In the last month or so, she has not felt very well. She seemed to have developed some generalized weakness and is overall not feeling well. Her appetite has gone down and she feels nauseated at times. She has noticed that her clothes do not fit her anymore and she had to buy a new pair of shoes as her legs seemed to be getting bigger. She was getting more puffier everyday. She tried her best to hide her symptoms as far as she could as she did not want to bother anyone. But her husband noticed the changes and was very concerned. Her took her to the doctor. The doctor run some blood tests and immediately sent the patient out to the hospital for further investigation.
I went to her hospital bedside, looked at the blood work and asked her a few more questions to see if she had any symptoms in the past. She told me the only symptoms she had was the tiredness, swelling and some nausea. She also insisted that everything started about a month ago. She denied ever having any other symptoms prior to that.
On the blood tests, patient had a very low albumin. Albumin is a kind of protein that flows in our blood. Among several other functions, albumin helps to keep our blood inside our blood vessels. Our blood is composed of both solid and liquid parts. Water is the most important liquid component of our blood. Albumin helps prevent the leakage of water from our blood vessels. When the albumin is low, our tissue absorbs more than normal amounts of water from the blood and that reduces our circulating blood volume. That can cause weakness. At the same time, the leaked water causes our body to swell up.

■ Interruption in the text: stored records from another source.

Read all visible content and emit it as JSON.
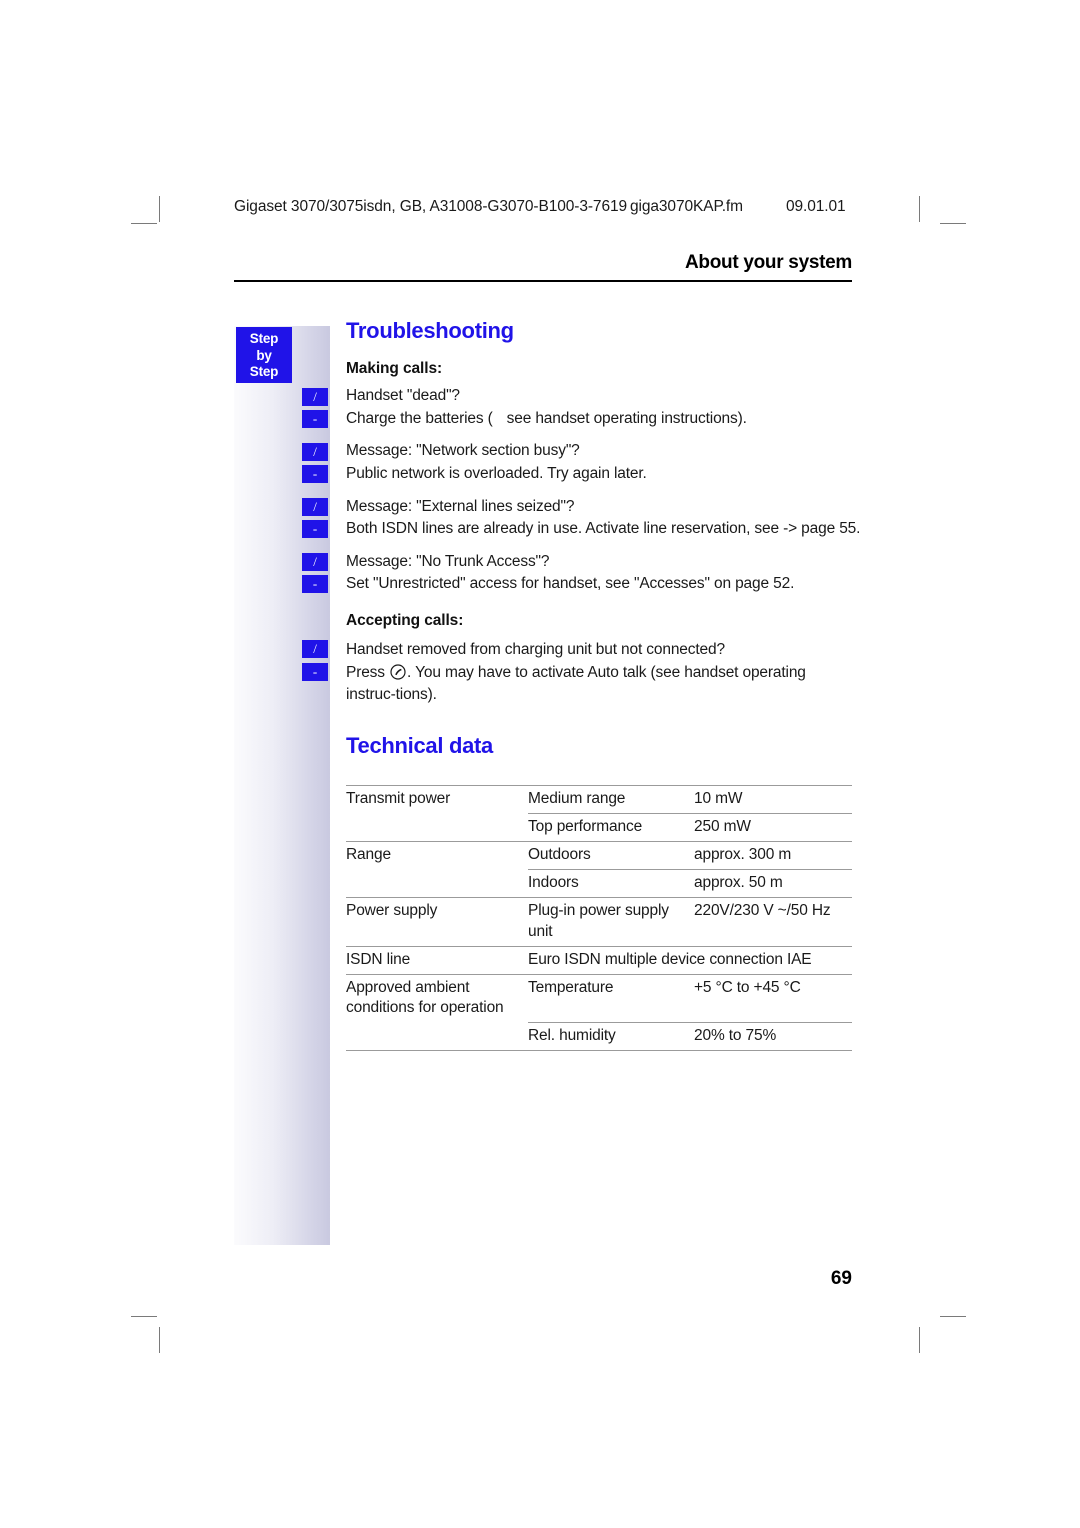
{
  "page": {
    "folio": "69",
    "running_head": "About your system",
    "header_line": "Gigaset 3070/3075isdn, GB, A31008-G3070-B100-3-7619",
    "header_fileref": "giga3070KAP.fm",
    "header_date": "09.01.01",
    "accent_color": "#2013e8",
    "rail_label_line1": "Step",
    "rail_label_line2": "by",
    "rail_label_line3": "Step"
  },
  "troubleshooting": {
    "title": "Troubleshooting",
    "groups": [
      {
        "subhead": "Making calls:",
        "items": [
          {
            "marker_q": "/",
            "marker_a": "-",
            "question": "Handset \"dead\"?",
            "answer_pre": "Charge the batteries (",
            "answer_post": "see handset operating instructions)."
          },
          {
            "marker_q": "/",
            "marker_a": "-",
            "question": "Message: \"Network section busy\"?",
            "answer": "Public network is overloaded. Try again later."
          },
          {
            "marker_q": "/",
            "marker_a": "-",
            "question": "Message: \"External lines seized\"?",
            "answer": "Both ISDN lines are already in use. Activate line reservation, see -> page 55."
          },
          {
            "marker_q": "/",
            "marker_a": "-",
            "question": "Message: \"No Trunk Access\"?",
            "answer": "Set \"Unrestricted\" access for handset, see \"Accesses\" on page 52."
          }
        ]
      },
      {
        "subhead": "Accepting calls:",
        "items": [
          {
            "marker_q": "/",
            "marker_a": "-",
            "question": "Handset removed from charging unit but not connected?",
            "answer_pre": "Press",
            "answer_post": ". You may have to activate Auto talk (see handset operating instruc-tions)."
          }
        ]
      }
    ]
  },
  "technical_data": {
    "title": "Technical data",
    "rows": [
      {
        "c1": "Transmit power",
        "c2": "Medium range",
        "c3": "10 mW"
      },
      {
        "c1": "",
        "c2": "Top performance",
        "c3": "250 mW"
      },
      {
        "c1": "Range",
        "c2": "Outdoors",
        "c3": "approx. 300 m"
      },
      {
        "c1": "",
        "c2": "Indoors",
        "c3": "approx. 50 m"
      },
      {
        "c1": "Power supply",
        "c2": "Plug-in power supply unit",
        "c3": "220V/230 V ~/50 Hz"
      },
      {
        "c1": "ISDN line",
        "c2": "Euro ISDN multiple device connection IAE",
        "c3": ""
      },
      {
        "c1": "Approved ambient conditions for operation",
        "c2": "Temperature",
        "c3": "+5 °C to +45 °C"
      },
      {
        "c1": "",
        "c2": "Rel. humidity",
        "c3": "20% to 75%"
      }
    ]
  }
}
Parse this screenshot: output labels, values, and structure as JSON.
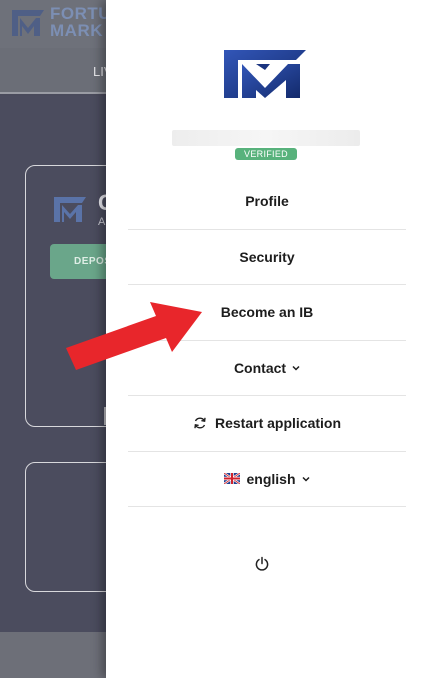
{
  "background": {
    "brand_line1": "FORTU",
    "brand_line2": "MARK",
    "nav_text": "LIV",
    "card_title": "C",
    "card_subtitle": "A",
    "deposit_label": "DEPOS"
  },
  "drawer": {
    "badge": "VERIFIED",
    "menu": {
      "profile": "Profile",
      "security": "Security",
      "become_ib": "Become an IB",
      "contact": "Contact",
      "restart": "Restart application",
      "language": "english"
    }
  },
  "icons": {
    "logo": "fm-logo-icon",
    "chevron": "chevron-down-icon",
    "restart": "refresh-icon",
    "flag": "uk-flag-icon",
    "power": "power-icon",
    "annotation": "red-arrow-icon"
  },
  "colors": {
    "verified_badge": "#58b27c",
    "deposit_button": "#6aa68a",
    "annotation_arrow": "#e8262b",
    "logo_blue": "#1f3f8f"
  }
}
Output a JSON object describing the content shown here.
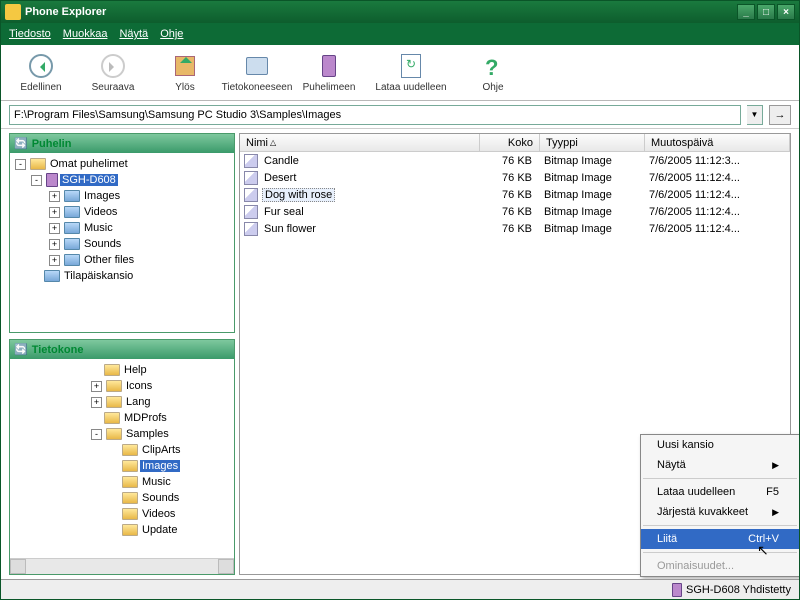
{
  "title": "Phone Explorer",
  "menu": {
    "file": "Tiedosto",
    "edit": "Muokkaa",
    "view": "Näytä",
    "help": "Ohje"
  },
  "toolbar": {
    "back": "Edellinen",
    "forward": "Seuraava",
    "up": "Ylös",
    "toComputer": "Tietokoneeseen",
    "toPhone": "Puhelimeen",
    "reload": "Lataa uudelleen",
    "help": "Ohje"
  },
  "address": "F:\\Program Files\\Samsung\\Samsung PC Studio 3\\Samples\\Images",
  "panels": {
    "phone": "Puhelin",
    "computer": "Tietokone"
  },
  "phoneTree": {
    "root": "Omat puhelimet",
    "device": "SGH-D608",
    "items": [
      "Images",
      "Videos",
      "Music",
      "Sounds",
      "Other files"
    ],
    "temp": "Tilapäiskansio"
  },
  "pcTree": {
    "items": [
      "Help",
      "Icons",
      "Lang",
      "MDProfs",
      "Samples"
    ],
    "samplesChildren": [
      "ClipArts",
      "Images",
      "Music",
      "Sounds",
      "Videos",
      "Update"
    ]
  },
  "columns": {
    "name": "Nimi",
    "size": "Koko",
    "type": "Tyyppi",
    "modified": "Muutospäivä"
  },
  "files": [
    {
      "name": "Candle",
      "size": "76 KB",
      "type": "Bitmap Image",
      "date": "7/6/2005 11:12:3..."
    },
    {
      "name": "Desert",
      "size": "76 KB",
      "type": "Bitmap Image",
      "date": "7/6/2005 11:12:4..."
    },
    {
      "name": "Dog with rose",
      "size": "76 KB",
      "type": "Bitmap Image",
      "date": "7/6/2005 11:12:4..."
    },
    {
      "name": "Fur seal",
      "size": "76 KB",
      "type": "Bitmap Image",
      "date": "7/6/2005 11:12:4..."
    },
    {
      "name": "Sun flower",
      "size": "76 KB",
      "type": "Bitmap Image",
      "date": "7/6/2005 11:12:4..."
    }
  ],
  "context": {
    "newFolder": "Uusi kansio",
    "view": "Näytä",
    "reload": "Lataa uudelleen",
    "reloadKey": "F5",
    "arrange": "Järjestä kuvakkeet",
    "paste": "Liitä",
    "pasteKey": "Ctrl+V",
    "properties": "Ominaisuudet..."
  },
  "status": "SGH-D608 Yhdistetty"
}
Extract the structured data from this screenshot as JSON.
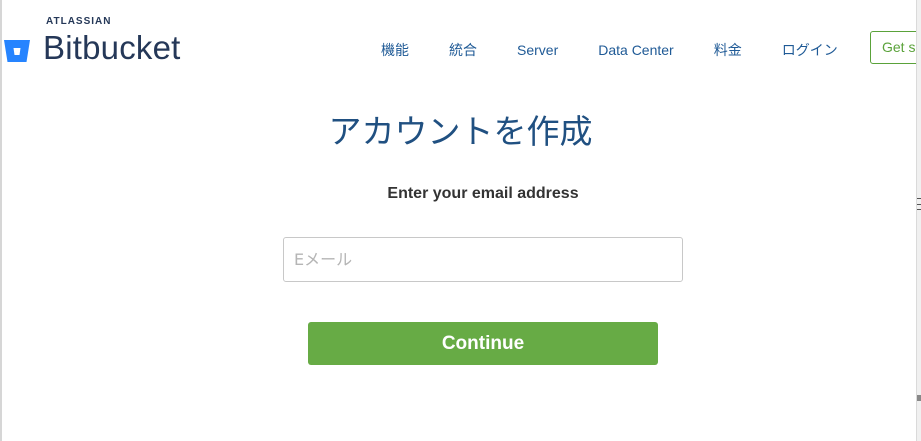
{
  "brand": {
    "company": "ATLASSIAN",
    "product": "Bitbucket",
    "icon": "bitbucket-bucket-icon",
    "color": "#2684ff"
  },
  "nav": {
    "items": [
      {
        "label": "機能"
      },
      {
        "label": "統合"
      },
      {
        "label": "Server"
      },
      {
        "label": "Data Center"
      },
      {
        "label": "料金"
      },
      {
        "label": "ログイン"
      }
    ],
    "cta_label": "Get s",
    "link_color": "#1f5a96",
    "cta_color": "#5aa23a"
  },
  "form": {
    "title": "アカウントを作成",
    "prompt": "Enter your email address",
    "email_placeholder": "Eメール",
    "email_value": "",
    "submit_label": "Continue",
    "submit_color": "#67ab45",
    "title_color": "#205081"
  }
}
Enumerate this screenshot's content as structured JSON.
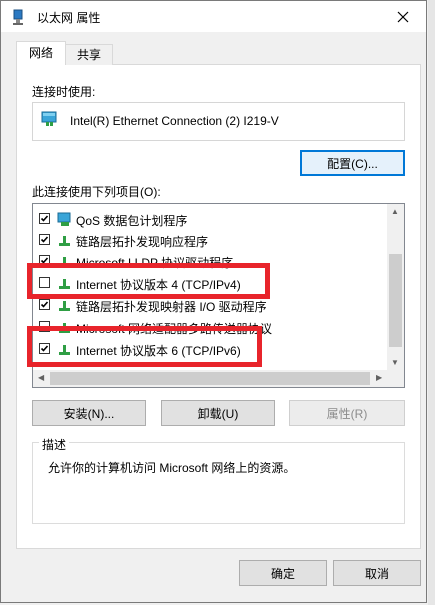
{
  "window": {
    "title": "以太网 属性"
  },
  "tabs": [
    {
      "label": "网络"
    },
    {
      "label": "共享"
    }
  ],
  "connect_using": {
    "label": "连接时使用:",
    "adapter": "Intel(R) Ethernet Connection (2) I219-V",
    "configure_button": "配置(C)..."
  },
  "items": {
    "label": "此连接使用下列项目(O):",
    "list": [
      {
        "label": "QoS 数据包计划程序",
        "checked": true
      },
      {
        "label": "链路层拓扑发现响应程序",
        "checked": true
      },
      {
        "label": "Microsoft LLDP 协议驱动程序",
        "checked": true
      },
      {
        "label": "Internet 协议版本 4 (TCP/IPv4)",
        "checked": false
      },
      {
        "label": "链路层拓扑发现映射器 I/O 驱动程序",
        "checked": true
      },
      {
        "label": "Microsoft 网络适配器多路传送器协议",
        "checked": false
      },
      {
        "label": "Internet 协议版本 6 (TCP/IPv6)",
        "checked": true
      }
    ]
  },
  "buttons": {
    "install": "安装(N)...",
    "uninstall": "卸载(U)",
    "properties": "属性(R)",
    "ok": "确定",
    "cancel": "取消"
  },
  "description": {
    "legend": "描述",
    "text": "允许你的计算机访问 Microsoft 网络上的资源。"
  },
  "colors": {
    "highlight": "#e8242b",
    "focus": "#0078d7"
  }
}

I then ran some tests on her urine and that gave me a quick answer about where all the albumin went. It all went out in her urine. She had a very large amount of albumin in her urine. It could account for all the albumin lost from her blood.
Her blood sugars were high but not too high to cause any problem or symptom in the short term. But, she had an elevated HgA1c. Hemoglobin A1c (HgA1c) is a test that gives you an estimate of the average blood sugars for the last three months. This patient probably had diabetes for many years. Her elevated blood sugars probably affected many of her internal organs and slowly damaged them internally. In her kidneys, the long term elevation of blood sugar caused progressive damage of the lining of the filter that filters out urine. Normally, this filter keeps the albumin from crossing over from the blood into the urine. With the slow destruction of the filter, it starts to let the albumin squeeze through to the urine. As that happened, her blood albumin went down progressively and she started to have the symptoms of low albumin.
After further investigation, it was clear that diabetes had affected several of her other organs. She had no idea how diabetes was damaging her organs without ever causing any symptoms.
Medically, the symptoms of Mrs Y can be summarized as nephrotic syndrome. Nephrotic syndrome is a set of symptoms related to loss of significant amount of protein in the urine. Diabetes is the most common cause of nephrotic syndrome. In addition, diabetes can cause several other types of kidney disease and can lead to end stage kidney failure requiring dialysis treatment.
I hope this sad story of a wonderful woman helped you learn that the most common symptom of diabetes is no symptom at all. I hope this will encourage you to get tested for diabetes and avoid complications of undiagnosed and uncontrolled diabetes.